What if you had the early warning signs of a life-threatening disease, and someone told you that if you made some lifestyle changes, the disease would go away? Would you be willing to make some sacrifices in order to stay healthy? We all would like to believe that our answer is "yes"; however, when it comes to keeping diabetes at bay, it's really hard for us to do what it takes.

Diabetes is becoming ever more common. Right now, some 7.8 percent of Americans have diabetes, according to the Centers for Disease Control (CDC). Of these, about 5.7 million don't even know they have it yet. Besides full-blown diabetes, there's also a condition known as pre-diabetes, in which a person's blood sugar level is higher than normal but isn't high enough to be called full-blown diabetes. Prediabetics have a higher than average risk of developing not just type 2 diabetes, but also stroke and heart disease.

It's estimated that nearly 30 percent of the adults in the United States have prediabetes but only 7.3 percent know it. And while losing weight and getting into shape often can prevent a prediabetic from going on to develop diabetes, many of us don't take the necessary steps. In fact, only about 1 in 3 adults with prediabetes has gotten advice from their health care provider about how to reduce their risks of developing Type 2 diabetes, according to the American Journal of Preventive Medicine.

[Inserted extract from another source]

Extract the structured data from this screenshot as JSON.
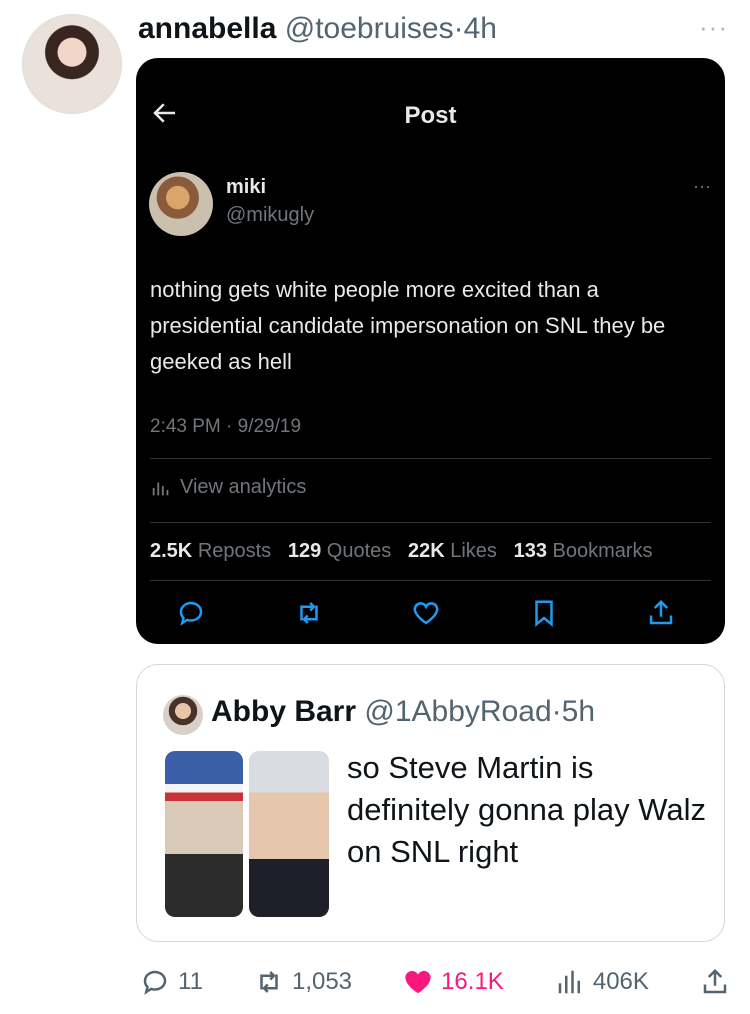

So, why don't more people seek help? "It's tough to do what we ask people to do when practicing diabetes risk reduction behaviors," says Hope Warsaw,  MMSc, RD, CDE, and the author of the American Diabetes Association's Diabetes Meal Planning Made Easy, 4th edition. "It's hard to lose weight in our culture and even when people do lose weight, it's [really] tough to keep it off."

Though many people are able to lose weight initially, it's common to regain the weight after a year. All too often, a person who has prediabetes may feel fine and so is less inclined to make lifestyle changes that could delay or prevent diabetes, says Gerald Bernstein, MD,  director of the Diabetes Management Program for the Gerald J. Friedman Diabetes Institute at Beth Israel Medical Center in New York City.  

"If the person feels fine, it's almost like they don't believe they have prediabetes," he says. "Yet the number of people with prediabetes is only going to increase."

What to Do

What should you do if you think you might have prediabetes?

Get checked. The American Diabetes Association has a simple Diabetes Risk Test that you can take online.

See your doctor, who may administer different diagnostic tests. If your blood sugar level is abnormal (100 to 125 mg/dl) after a fasting plasma glucose test (FPG) or the oral glucose tolerance test is abnormal (140 to 200 mg/dl), you may get the diagnosis of prediabetes.  

Think small. If you're told to lose weight, remember that the amount of weight you have to lose in order to see results is not as drastic as you might think. The most effective treatment is to lose 5 to 7 percent of your body weight, Warshaw says. For a 200 pound person, this means losing 20 pounds, which is not as daunting as a larger amount might be.

Watch what you drink. Look closely at the beverages you are downing every day. "People are drinking an incredible number of calories without even realizing it," Warshaw says. "That bottle of regular soda at 250 calories or the caramel macchiato for 400 calories in the afternoon can make it hard to lose weight."

Exercise, but don't go crazy. A large study begun in the 1990s, called the Diabetes Prevention Program, showed that those who lose weight and become more active may prevent or delay the onset of type 2 diabetes. Participants got results when they were active for just 30 minutes a day, five days a week, Warshaw points out.


Geiss, Linda S., James, Cherie, Gregg, Edward W., Albright, Ann, Williamson, David F. and Cowie, Catherine C. "Diabetes Risk Reduction Behaviors Among U.S. Adults with Prediabetes." American Journal of Preventive Medicine. 2 March 2010.

Diabetes Basics: Prediabetes. American Diabetes Association.


National Diabetes Fact Sheet, 2007. Department of Health and Human Services Center for Disease Control and Prevention.


Diabetes Basics: How to tell if you have Prediabetes. American Diabetes Association.


Diabetes Basics: Diabetes Risk Test. American Diabetes Association.